It is time that the state overturn any local jurisdictional bans on growing food on any part of lawns and shared communal commons spaces not specifically in use for other purposes, such as neighborhood parks not in use as open space for plant diversity and habitat reasons and apartment commons.  Many communities face front yard garden bans, limits on what they may compost, home owner association requirements that they make poor resilience decisions with their yards, which are a critical part of food growing opportunity.  And many face prohibitions on edible weeds in yards. 

It is time that we take the survival of the people of Colorado seriously, and overturn such limits to how we use our parks, our front yards, our plant food scraps and how we handle weeds and chemical exposures in community spaces.  We no longer have the luxury of mass chemical spraying in parks that should be used to create safe food for at risk communities on medical diets and the people of Colorado generally. 
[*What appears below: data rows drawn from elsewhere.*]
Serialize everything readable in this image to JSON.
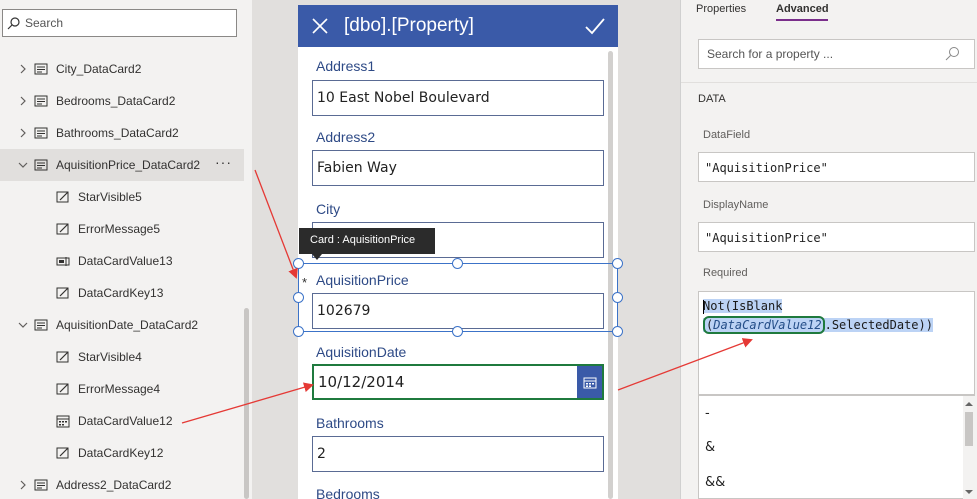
{
  "tree": {
    "search_placeholder": "Search",
    "items": [
      {
        "label": "City_DataCard2",
        "icon": "card-icon"
      },
      {
        "label": "Bedrooms_DataCard2",
        "icon": "card-icon"
      },
      {
        "label": "Bathrooms_DataCard2",
        "icon": "card-icon"
      },
      {
        "label": "AquisitionPrice_DataCard2",
        "icon": "card-icon",
        "selected": true,
        "more": "···"
      },
      {
        "label": "StarVisible5",
        "icon": "edit-label-icon"
      },
      {
        "label": "ErrorMessage5",
        "icon": "edit-label-icon"
      },
      {
        "label": "DataCardValue13",
        "icon": "text-input-icon"
      },
      {
        "label": "DataCardKey13",
        "icon": "edit-label-icon"
      },
      {
        "label": "AquisitionDate_DataCard2",
        "icon": "card-icon"
      },
      {
        "label": "StarVisible4",
        "icon": "edit-label-icon"
      },
      {
        "label": "ErrorMessage4",
        "icon": "edit-label-icon"
      },
      {
        "label": "DataCardValue12",
        "icon": "calendar-icon"
      },
      {
        "label": "DataCardKey12",
        "icon": "edit-label-icon"
      },
      {
        "label": "Address2_DataCard2",
        "icon": "card-icon"
      }
    ]
  },
  "form": {
    "title": "[dbo].[Property]",
    "fields": {
      "address1_label": "Address1",
      "address1_value": "10 East Nobel Boulevard",
      "address2_label": "Address2",
      "address2_value": "Fabien Way",
      "city_label": "City",
      "city_value": "",
      "star": "*",
      "price_label": "AquisitionPrice",
      "price_value": "102679",
      "date_label": "AquisitionDate",
      "date_value": "10/12/2014",
      "bathrooms_label": "Bathrooms",
      "bathrooms_value": "2",
      "bedrooms_label": "Bedrooms"
    },
    "tooltip": "Card : AquisitionPrice"
  },
  "props": {
    "tab_properties": "Properties",
    "tab_advanced": "Advanced",
    "active_tab": "Advanced",
    "search_placeholder": "Search for a property ...",
    "section": "DATA",
    "datafield_label": "DataField",
    "datafield_value": "\"AquisitionPrice\"",
    "displayname_label": "DisplayName",
    "displayname_value": "\"AquisitionPrice\"",
    "required_label": "Required",
    "formula": {
      "part1": "Not(IsBlank",
      "part2_open": "(",
      "part2_param": "DataCardValue12",
      "part2_rest": ".SelectedDate))"
    },
    "suggestions": [
      "-",
      "&",
      "&&"
    ]
  },
  "colors": {
    "header_blue": "#3a5aa8",
    "annotation_red": "#e53935",
    "selection_blue": "#3c73c8",
    "active_green": "#1f7a3e",
    "tab_underline": "#7a2e8b"
  }
}
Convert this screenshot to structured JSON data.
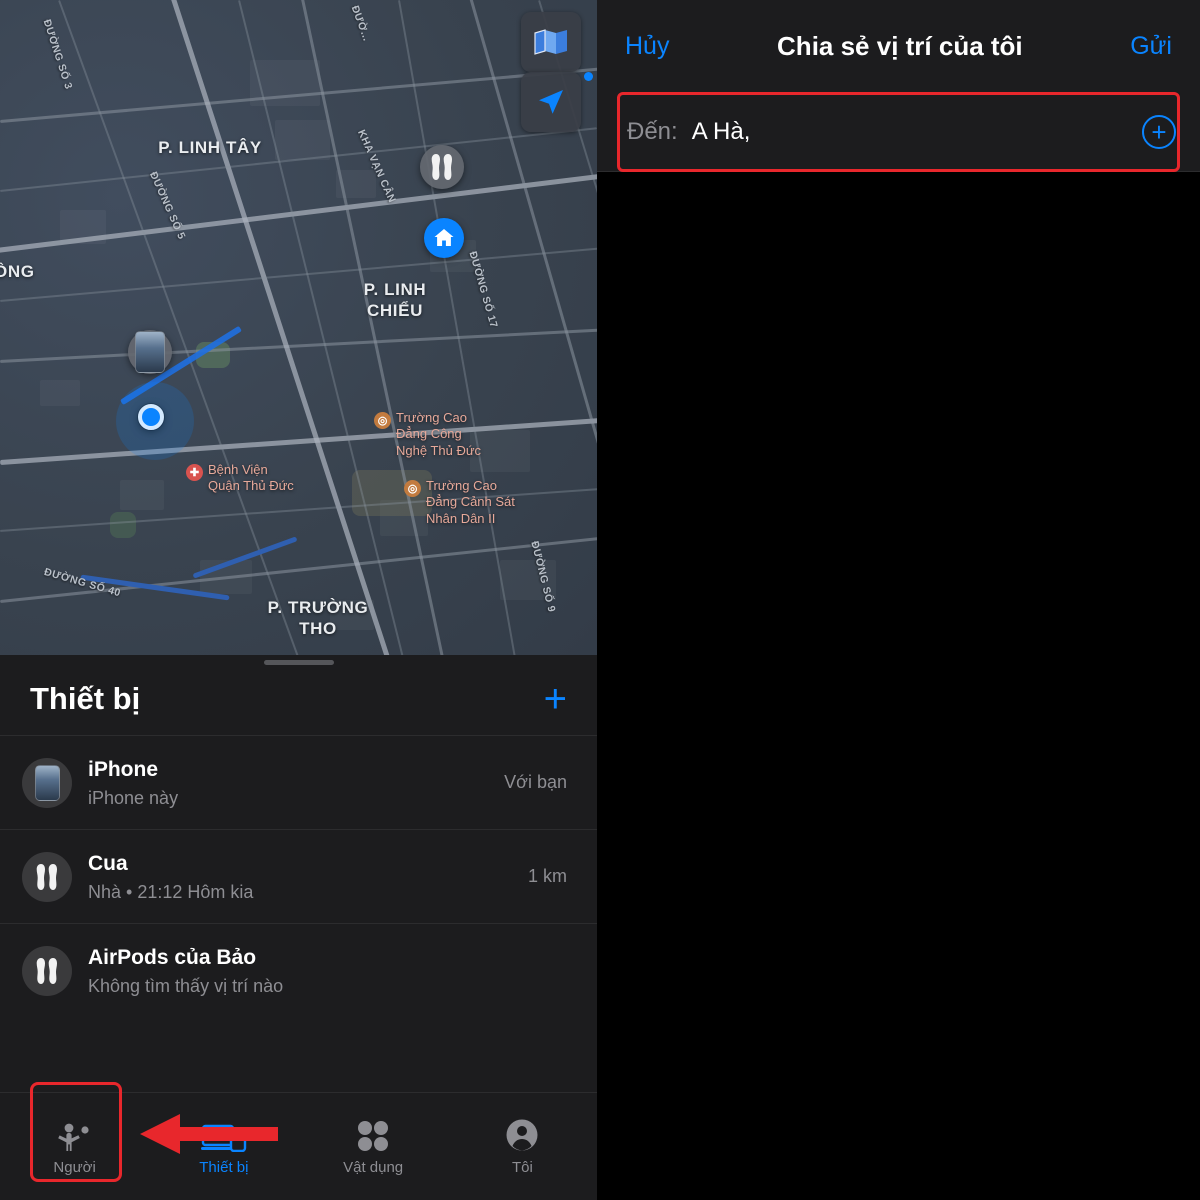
{
  "left": {
    "map": {
      "area_labels": [
        {
          "text": "P. LINH TÂY"
        },
        {
          "text": "P. LINH\nCHIỂU"
        },
        {
          "text": "P. TRƯỜNG\nTHO"
        },
        {
          "text": "ỒNG"
        }
      ],
      "street_labels": [
        {
          "text": "ĐƯỜNG SỐ 3"
        },
        {
          "text": "ĐƯỜ..."
        },
        {
          "text": "KHA VẠN CÂN"
        },
        {
          "text": "ĐƯỜNG SỐ 5"
        },
        {
          "text": "ĐƯỜNG SỐ 17"
        },
        {
          "text": "ĐƯỜNG SỐ 9"
        },
        {
          "text": "ĐƯỜNG SỐ 40"
        }
      ],
      "pois": [
        {
          "text": "Trường Cao\nĐẳng Công\nNghệ Thủ Đức",
          "kind": "edu"
        },
        {
          "text": "Bệnh Viện\nQuận Thủ Đức",
          "kind": "hospital"
        },
        {
          "text": "Trường Cao\nĐẳng Cảnh Sát\nNhân Dân II",
          "kind": "edu"
        }
      ],
      "controls": {
        "map_style": "map-icon",
        "locate": "locate-arrow-icon"
      }
    },
    "sheet": {
      "title": "Thiết bị",
      "add_label": "+",
      "devices": [
        {
          "name": "iPhone",
          "subtitle": "iPhone này",
          "right": "Với bạn",
          "icon": "iphone-icon"
        },
        {
          "name": "Cua",
          "subtitle": "Nhà • 21:12 Hôm kia",
          "right": "1 km",
          "icon": "airpods-icon"
        },
        {
          "name": "AirPods của Bảo",
          "subtitle": "Không tìm thấy vị trí nào",
          "right": "",
          "icon": "airpods-icon"
        }
      ]
    },
    "tabs": [
      {
        "label": "Người",
        "icon": "people-icon",
        "active": false
      },
      {
        "label": "Thiết bị",
        "icon": "devices-icon",
        "active": true
      },
      {
        "label": "Vật dụng",
        "icon": "items-icon",
        "active": false
      },
      {
        "label": "Tôi",
        "icon": "person-circle-icon",
        "active": false
      }
    ]
  },
  "right": {
    "nav": {
      "cancel": "Hủy",
      "title": "Chia sẻ vị trí của tôi",
      "send": "Gửi"
    },
    "to": {
      "label": "Đến:",
      "value": "A Hà,",
      "add_icon": "add-contact-icon"
    }
  },
  "annotations": {
    "accent_red": "#e8272c",
    "accent_blue": "#0a84ff"
  }
}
I am one of those medically fragile people who is genetically very sensitive to several pest and herbicides being used on parks, and I have a medical diet that is very hard to support when people are stripping the shelves of the grocery stores and I cannot survive eating what's left.  In my community there are compost and weed bans that take away natural sources of free food and make it harder to grow my own food.  I also know people who are required to keep percentages of wasted grass they do not want, who would happily grow food for themselves and their community if they were allowed.  And I know many homeless people who could benefit as well, and be asked to be part of developing and maintaining community gardens providing them with healthy food choices.  Food growing should be a human right, whether it is the dandilions or a community garden.  It is time for us to face the need to protect the fragile and admit to how fragile we all are in times of crisis. 
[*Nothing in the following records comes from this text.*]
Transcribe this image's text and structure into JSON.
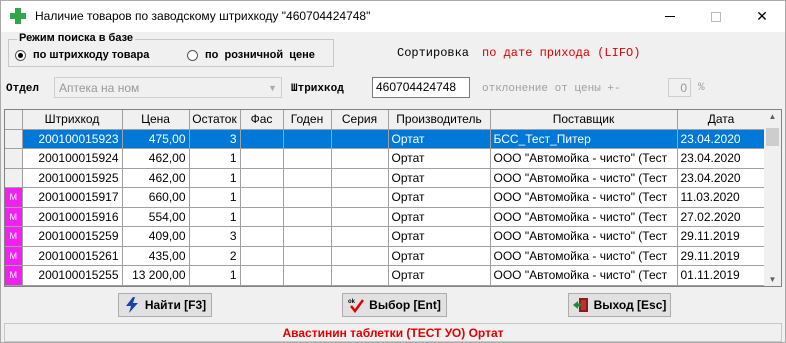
{
  "window": {
    "title": "Наличие товаров по заводскому штрихкоду \"460704424748\""
  },
  "search_mode": {
    "title": "Режим поиска в базе",
    "option_barcode": "по штрихкоду товара",
    "option_price": "по  розничной  цене"
  },
  "sort": {
    "label": "Сортировка",
    "value": "по дате прихода (LIFO)"
  },
  "filters": {
    "dept_label": "Отдел",
    "dept_value": "Аптека на ном",
    "barcode_label": "Штрихкод",
    "barcode_value": "460704424748",
    "deviation_label": "отклонение от цены +-",
    "deviation_value": "0",
    "deviation_unit": "%"
  },
  "table": {
    "columns": [
      "Штрихкод",
      "Цена",
      "Остаток",
      "Фас",
      "Годен",
      "Серия",
      "Производитель",
      "Поставщик",
      "Дата"
    ],
    "rows": [
      {
        "marker": "",
        "cells": [
          "200100015923",
          "475,00",
          "3",
          "",
          "",
          "",
          "Ортат",
          "БСС_Тест_Питер",
          "23.04.2020"
        ]
      },
      {
        "marker": "",
        "cells": [
          "200100015924",
          "462,00",
          "1",
          "",
          "",
          "",
          "Ортат",
          "ООО \"Автомойка - чисто\" (Тест",
          "23.04.2020"
        ]
      },
      {
        "marker": "",
        "cells": [
          "200100015925",
          "462,00",
          "1",
          "",
          "",
          "",
          "Ортат",
          "ООО \"Автомойка - чисто\" (Тест",
          "23.04.2020"
        ]
      },
      {
        "marker": "M",
        "cells": [
          "200100015917",
          "660,00",
          "1",
          "",
          "",
          "",
          "Ортат",
          "ООО \"Автомойка - чисто\" (Тест",
          "11.03.2020"
        ]
      },
      {
        "marker": "M",
        "cells": [
          "200100015916",
          "554,00",
          "1",
          "",
          "",
          "",
          "Ортат",
          "ООО \"Автомойка - чисто\" (Тест",
          "27.02.2020"
        ]
      },
      {
        "marker": "M",
        "cells": [
          "200100015259",
          "409,00",
          "3",
          "",
          "",
          "",
          "Ортат",
          "ООО \"Автомойка - чисто\" (Тест",
          "29.11.2019"
        ]
      },
      {
        "marker": "M",
        "cells": [
          "200100015261",
          "435,00",
          "2",
          "",
          "",
          "",
          "Ортат",
          "ООО \"Автомойка - чисто\" (Тест",
          "29.11.2019"
        ]
      },
      {
        "marker": "M",
        "cells": [
          "200100015255",
          "13 200,00",
          "1",
          "",
          "",
          "",
          "Ортат",
          "ООО \"Автомойка - чисто\" (Тест",
          "01.11.2019"
        ]
      }
    ]
  },
  "buttons": {
    "find": "Найти [F3]",
    "choose": "Выбор [Ent]",
    "exit": "Выход [Esc]"
  },
  "status": {
    "text": "Авастинин таблетки (ТЕСТ УО) Ортат"
  },
  "colors": {
    "selection": "#0078d7",
    "marker": "#f020f0",
    "accent_red": "#e00000",
    "app_icon_green": "#2ea84a"
  }
}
Please create a Local food bill for Colorado that addresses these various issues so that people can best feed themselves in personal and community gardens during times of crisis, and safe from chemical exposure harm that impacts our most fragile and most in need of local food resources during a time of crisis.  Our survival is more important than our neighbors' taste in plant diversity and the percentage of Kentucky blue grass that the people next door believe we should have.